Kentucky Gov. Fletcher Pleads Not Guilty to Hiring Scandal Charges

Gov. Ernie Fletcher pleaded not guilty Friday to charges stemming from a state hiring scandal — a plea that was entered by his attorney while the governor remained on vacation in Florida.

Fletcher was indicted last month on charges of conspiracy, official misconduct and political discrimination over the alleged hiring of political allies for protected state jobs.

Judge David Melcher on Friday set Nov. 8 for the start of his trial.

A grand jury has been investigating allegations that members of Fletcher's administration based hiring decisions on politics rather than merit, as required by law. It has issued 29 indictments, but last summer Fletcher pardoned everyone in his administration but himself who might be charged.

Fletcher's personal attorney, R. Kent Westberry, appeared in court to enter the governor's pleas to the misdemeanor charges Friday. Fletcher, who court records indicated was in Palm Beach County, was not required to appear.

Governor's spokeswoman Jodi Whitaker declined to say what Fletcher was doing at the time of his arraignment.

"It's a personal vacation and therefore his daily itinerary is personal as well," Whitaker said.

Assistant prosecutor Scott Crawford-Sutherland said outside court that lawyers had agreed to limit their public comments about the case.

"Gov. Fletcher is like any other criminal defendant. He enjoys the presumption of innocence. It is critical that he receive a fair trial," Crawford-Sutherland said.

Fletcher, a physician, is Kentucky's first Republican governor since 1971. The indictment alleges his administration crafted an elaborate system of screening job candidates and ran background checks on prospects' political affiliations and donations.

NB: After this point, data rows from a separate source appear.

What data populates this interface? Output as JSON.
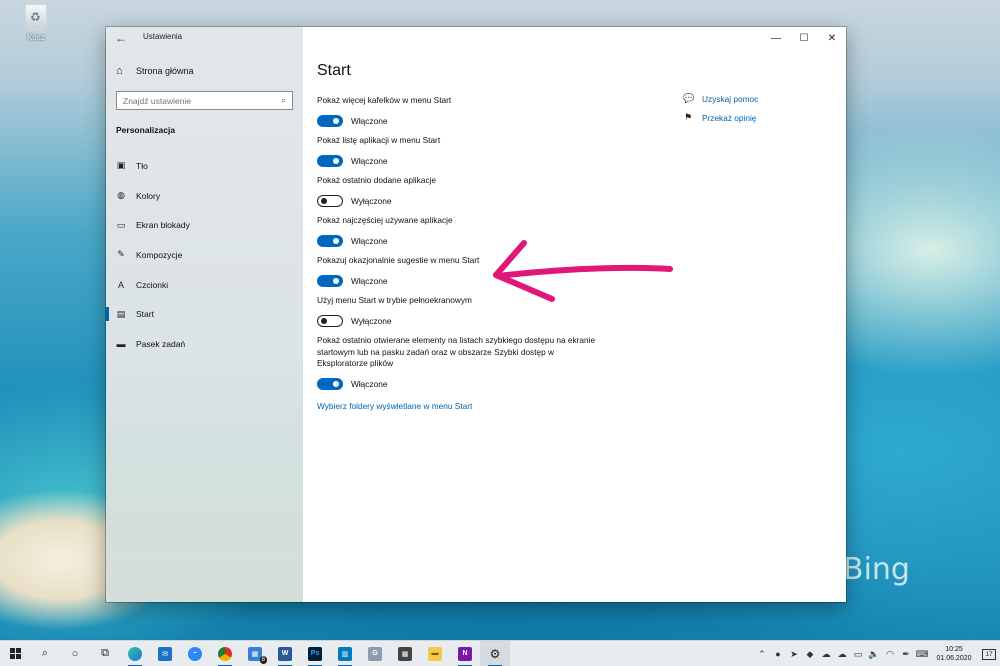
{
  "desktop": {
    "recycle_bin_label": "Kosz",
    "bing_watermark": "Bing"
  },
  "window": {
    "title": "Ustawienia",
    "controls": {
      "minimize": "—",
      "maximize": "☐",
      "close": "✕"
    }
  },
  "sidebar": {
    "home_label": "Strona główna",
    "search_placeholder": "Znajdź ustawienie",
    "section_heading": "Personalizacja",
    "items": [
      {
        "label": "Tło",
        "icon": "picture-icon"
      },
      {
        "label": "Kolory",
        "icon": "palette-icon"
      },
      {
        "label": "Ekran blokady",
        "icon": "lock-screen-icon"
      },
      {
        "label": "Kompozycje",
        "icon": "brush-icon"
      },
      {
        "label": "Czcionki",
        "icon": "font-icon"
      },
      {
        "label": "Start",
        "icon": "start-icon",
        "active": true
      },
      {
        "label": "Pasek zadań",
        "icon": "taskbar-icon"
      }
    ]
  },
  "main": {
    "title": "Start",
    "settings": [
      {
        "label": "Pokaż więcej kafelków w menu Start",
        "state": "Włączone",
        "on": true
      },
      {
        "label": "Pokaż listę aplikacji w menu Start",
        "state": "Włączone",
        "on": true
      },
      {
        "label": "Pokaż ostatnio dodane aplikacje",
        "state": "Wyłączone",
        "on": false
      },
      {
        "label": "Pokaż najczęściej używane aplikacje",
        "state": "Włączone",
        "on": true
      },
      {
        "label": "Pokazuj okazjonalnie sugestie w menu Start",
        "state": "Włączone",
        "on": true
      },
      {
        "label": "Użyj menu Start w trybie pełnoekranowym",
        "state": "Wyłączone",
        "on": false
      },
      {
        "label": "Pokaż ostatnio otwierane elementy na listach szybkiego dostępu na ekranie startowym lub na pasku zadań oraz w obszarze Szybki dostęp w Eksploratorze plików",
        "state": "Włączone",
        "on": true
      }
    ],
    "folders_link": "Wybierz foldery wyświetlane w menu Start",
    "help": {
      "get_help": "Uzyskaj pomoc",
      "feedback": "Przekaż opinię"
    }
  },
  "annotation": {
    "arrow_color": "#e0177a"
  },
  "taskbar": {
    "mail_badge": "8",
    "word_label": "W",
    "photoshop_label": "Ps",
    "onenote_label": "N",
    "time": "10:25",
    "date": "01.06.2020",
    "notification_count": "17"
  },
  "colors": {
    "accent": "#0063b1",
    "toggle_on": "#0067c0"
  }
}
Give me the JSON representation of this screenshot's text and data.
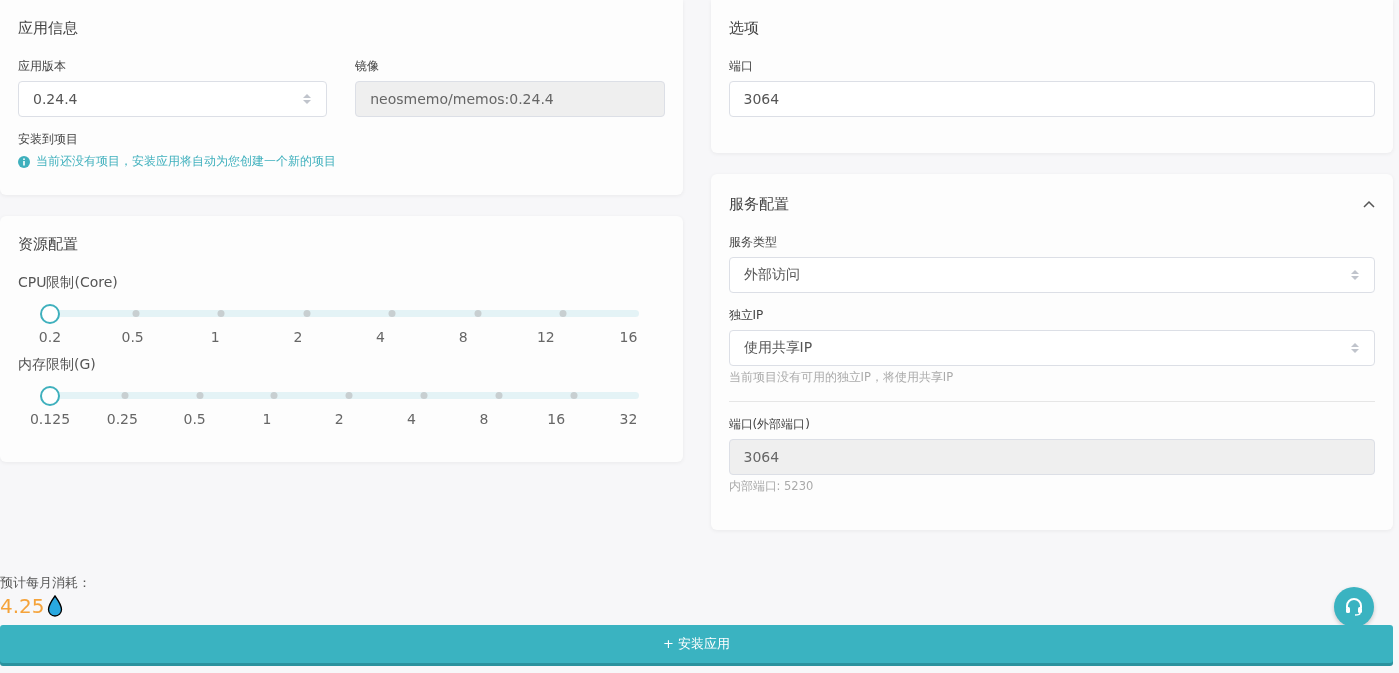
{
  "app_info": {
    "title": "应用信息",
    "version": {
      "label": "应用版本",
      "value": "0.24.4"
    },
    "image": {
      "label": "镜像",
      "value": "neosmemo/memos:0.24.4"
    },
    "project": {
      "label": "安装到项目",
      "notice": "当前还没有项目，安装应用将自动为您创建一个新的项目"
    }
  },
  "resources": {
    "title": "资源配置",
    "sliders": [
      {
        "label": "CPU限制(Core)",
        "level": 0,
        "ticks": [
          "0.2",
          "0.5",
          "1",
          "2",
          "4",
          "8",
          "12",
          "16"
        ]
      },
      {
        "label": "内存限制(G)",
        "level": 0,
        "ticks": [
          "0.125",
          "0.25",
          "0.5",
          "1",
          "2",
          "4",
          "8",
          "16",
          "32"
        ]
      }
    ]
  },
  "options": {
    "title": "选项",
    "port": {
      "label": "端口",
      "value": "3064"
    }
  },
  "service": {
    "title": "服务配置",
    "expanded": true,
    "type": {
      "label": "服务类型",
      "value": "外部访问"
    },
    "ip": {
      "label": "独立IP",
      "value": "使用共享IP",
      "hint": "当前项目没有可用的独立IP，将使用共享IP"
    },
    "external_port": {
      "label": "端口(外部端口)",
      "value": "3064",
      "hint": "内部端口: 5230"
    }
  },
  "cost": {
    "label": "预计每月消耗：",
    "value": "4.25"
  },
  "install_button": {
    "icon": "+",
    "label": "安装应用"
  }
}
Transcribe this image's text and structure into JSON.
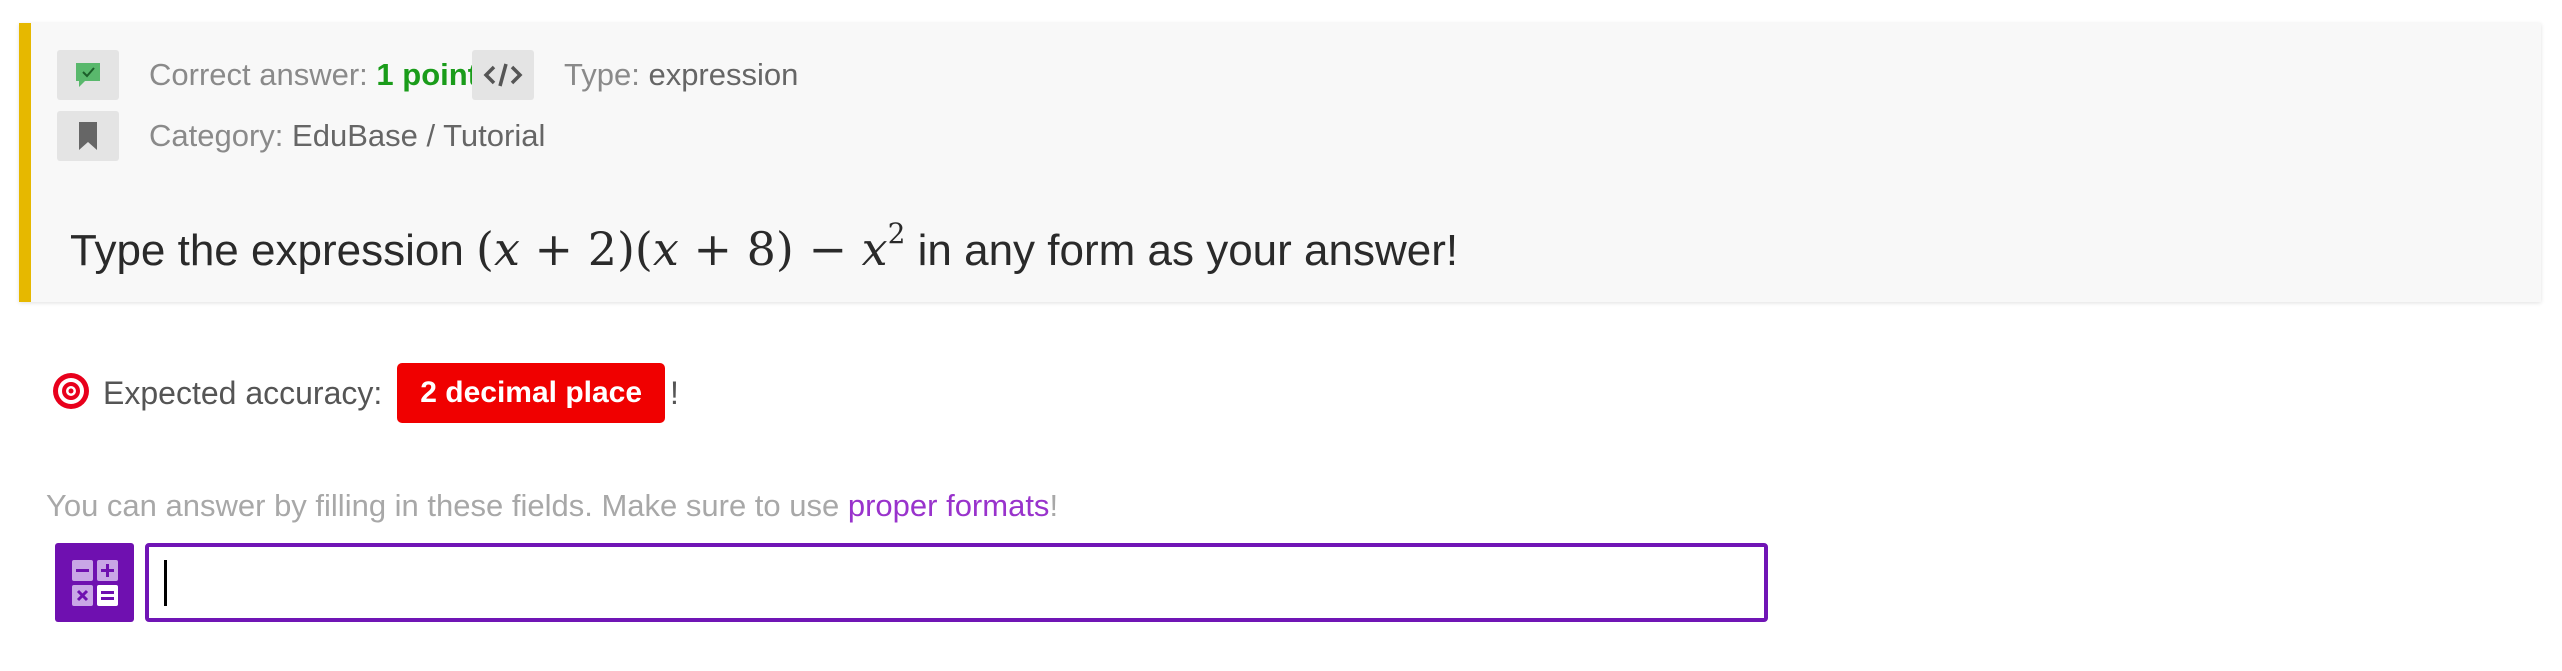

The grand jury began investigating after a Transportation Cabinet whistle-blower turned over hundreds of internal administration e-mails and memos on hiring decisions.